Computer models and simulations have become, since the 1960s, an essential instrument for scientific inquiry and political decision making in several fields, from climate to life and social sciences. Philosophical reflection has mainly focused on the ontological status of the computational modeling, on its epistemological validity and on the research practices it entails. But in computational sciences, the work on models and simulations are only two steps of a longer and richer process where operations on data are as important as, and even more time and energy-consuming than modeling itself. Drawing on two study cases – computational embryology and computational epidemiology –, this article contributes to fill the gap by focusing on the operations of producing and re-using data in computational sciences. The different phases of the scientific and artisanal work of modelers include data collection, aggregation, homogenization, assemblage, analysis and visualization. The article contributes to deconstruct the ideas that data are self-evident informational aggregates and that data-driven approaches are exempted from theoretical work. More importantly, the paper stresses the fact that data are constructed and theory-laden not only in their fabrication, but also in their reusing.
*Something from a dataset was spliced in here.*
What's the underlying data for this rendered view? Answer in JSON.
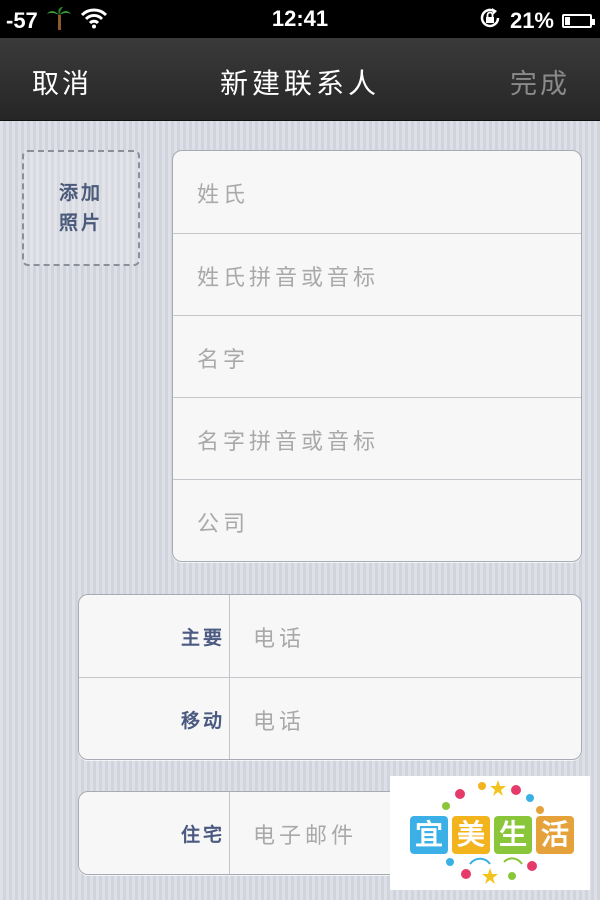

Since their inception in the 1980s, complexity sciences have been described as a revolutionary new domain of research. By describing some of the practices and assumptions of its representatives, the present article shows that this field is an association of subdisciplines laying on existing disciplinary footholds. The general question guiding us here is: On what basis do complexity scientists consider their inquiry methods and results as valuable? To answer it, I describe five “epistemic argumentative regimes,” namely the ways in which complexity scientists argue the credibility of their research, and five “ontological views,” that is the ways in which they interpret the material and formal causes of their study objects and models. Finally, the article proposes the term of “regime of evidence” to designate the specific combination of one ontological view with one or more epistemic argumentative regimes.